#### What to work on:
Scan the entries and state how many lines contain "data". Write no other text.

#### Extracted material:
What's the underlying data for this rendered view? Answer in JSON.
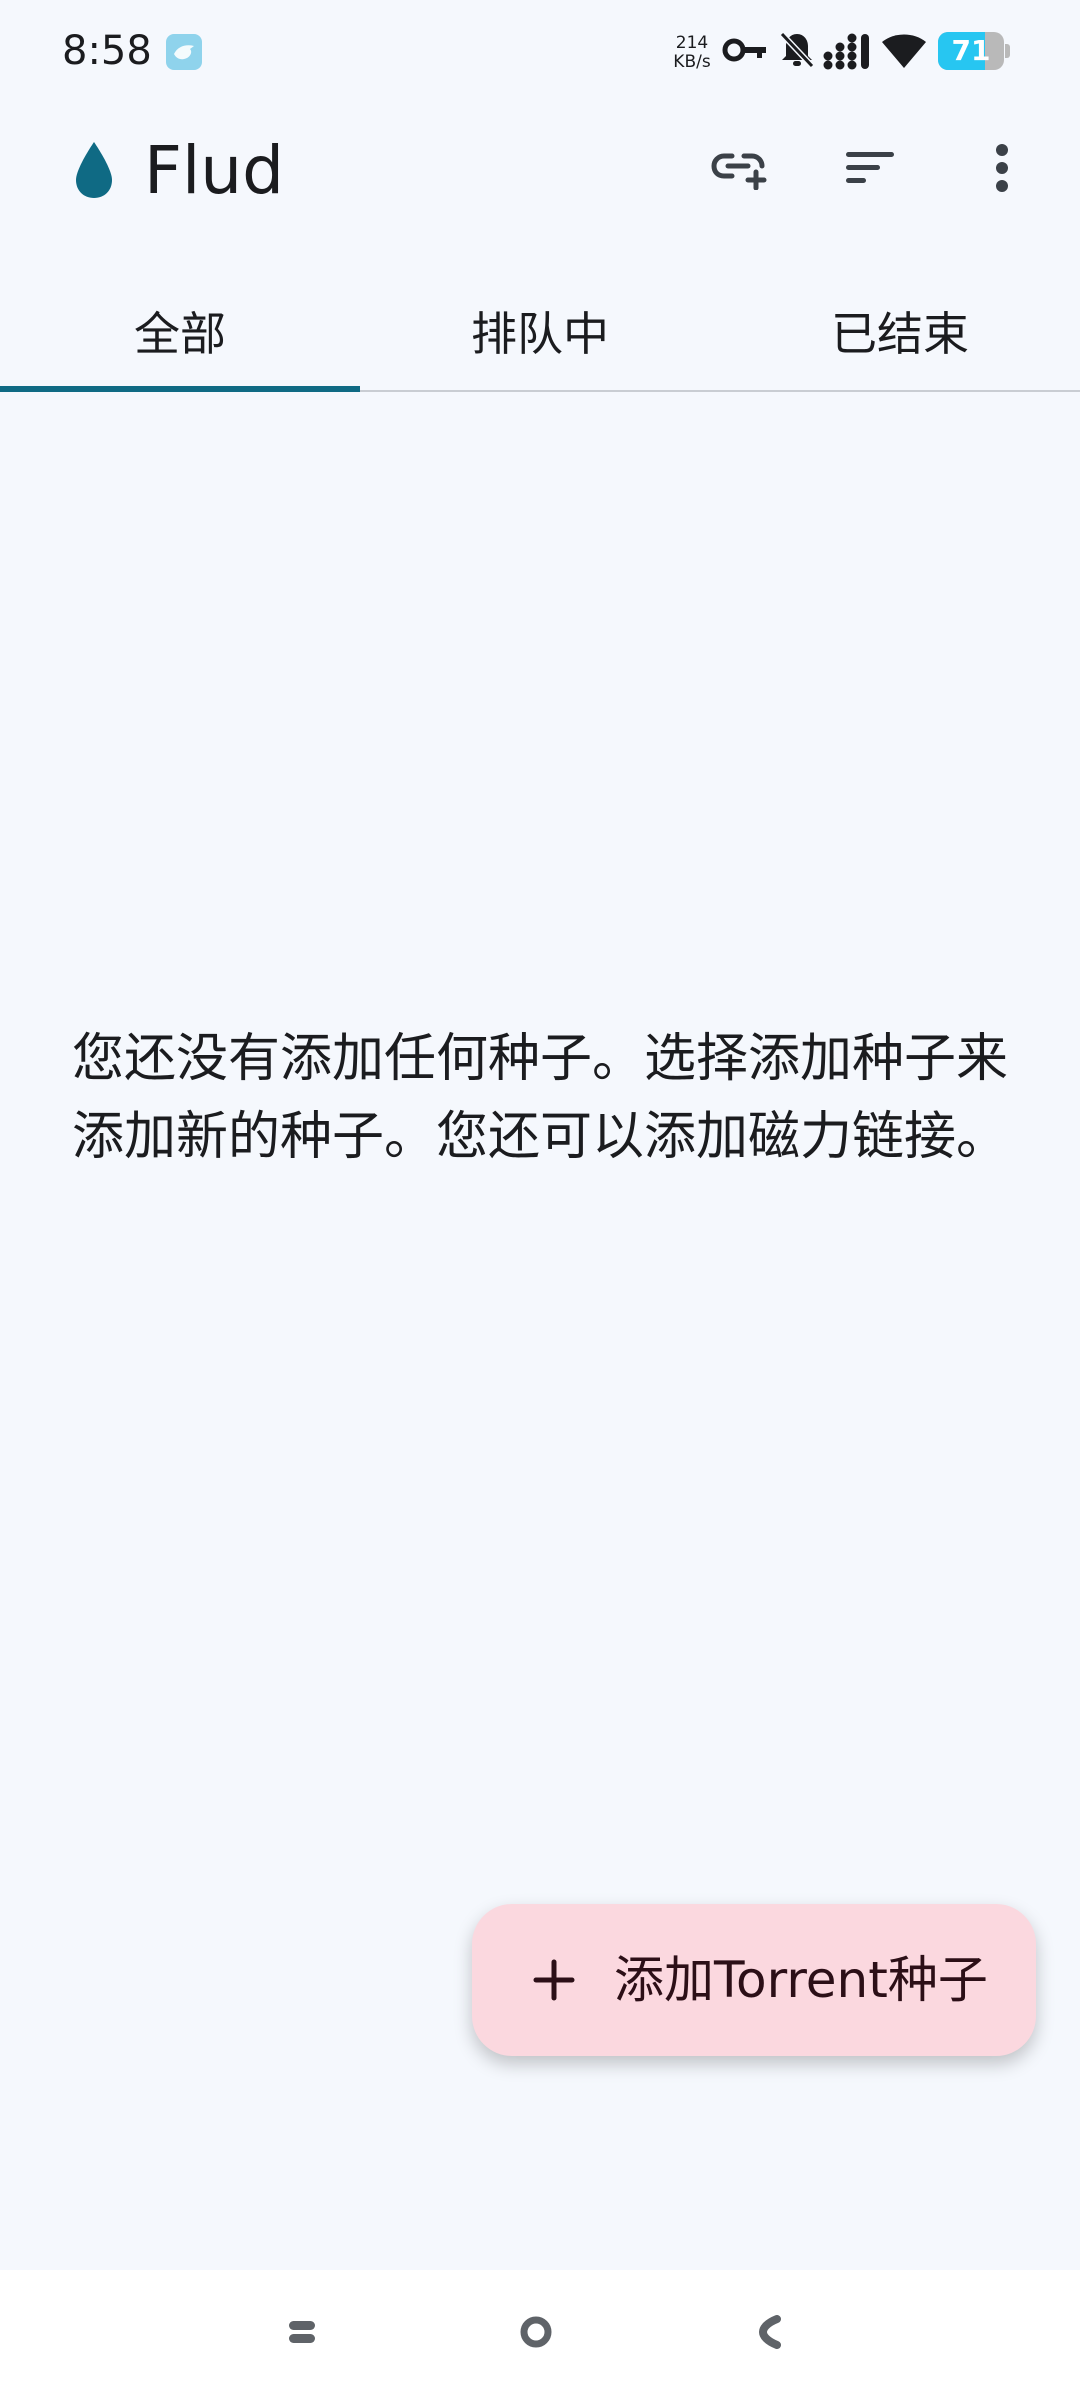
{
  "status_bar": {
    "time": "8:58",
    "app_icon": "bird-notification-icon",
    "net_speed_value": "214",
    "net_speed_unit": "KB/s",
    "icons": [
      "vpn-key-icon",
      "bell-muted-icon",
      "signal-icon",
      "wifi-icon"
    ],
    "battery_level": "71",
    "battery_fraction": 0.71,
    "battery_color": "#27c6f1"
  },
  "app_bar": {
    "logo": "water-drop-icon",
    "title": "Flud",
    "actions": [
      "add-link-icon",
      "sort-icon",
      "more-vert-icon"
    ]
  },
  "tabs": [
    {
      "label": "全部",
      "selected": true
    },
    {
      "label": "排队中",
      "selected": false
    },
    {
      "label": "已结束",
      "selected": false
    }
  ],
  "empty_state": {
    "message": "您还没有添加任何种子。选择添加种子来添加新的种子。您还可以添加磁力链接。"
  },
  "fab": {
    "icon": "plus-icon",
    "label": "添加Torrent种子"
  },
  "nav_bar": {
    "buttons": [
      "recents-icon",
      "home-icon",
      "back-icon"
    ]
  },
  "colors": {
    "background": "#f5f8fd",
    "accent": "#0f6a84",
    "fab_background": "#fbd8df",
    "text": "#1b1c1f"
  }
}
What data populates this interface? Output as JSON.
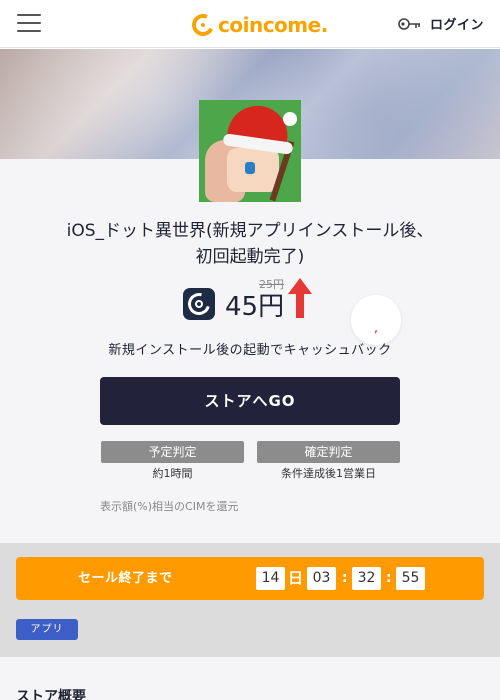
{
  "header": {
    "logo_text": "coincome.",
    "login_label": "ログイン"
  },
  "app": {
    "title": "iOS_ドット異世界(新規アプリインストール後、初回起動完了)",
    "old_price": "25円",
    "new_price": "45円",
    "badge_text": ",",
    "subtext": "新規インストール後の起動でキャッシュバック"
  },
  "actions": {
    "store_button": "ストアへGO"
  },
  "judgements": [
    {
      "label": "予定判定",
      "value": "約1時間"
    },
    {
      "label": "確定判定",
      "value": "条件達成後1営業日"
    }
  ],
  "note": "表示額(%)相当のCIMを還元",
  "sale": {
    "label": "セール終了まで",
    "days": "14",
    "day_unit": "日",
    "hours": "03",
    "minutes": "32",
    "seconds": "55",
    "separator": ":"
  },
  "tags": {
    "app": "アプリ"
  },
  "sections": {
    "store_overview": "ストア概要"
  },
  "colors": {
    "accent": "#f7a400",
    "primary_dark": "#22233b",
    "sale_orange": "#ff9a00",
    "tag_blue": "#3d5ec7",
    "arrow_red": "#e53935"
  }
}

#### Finished task:
2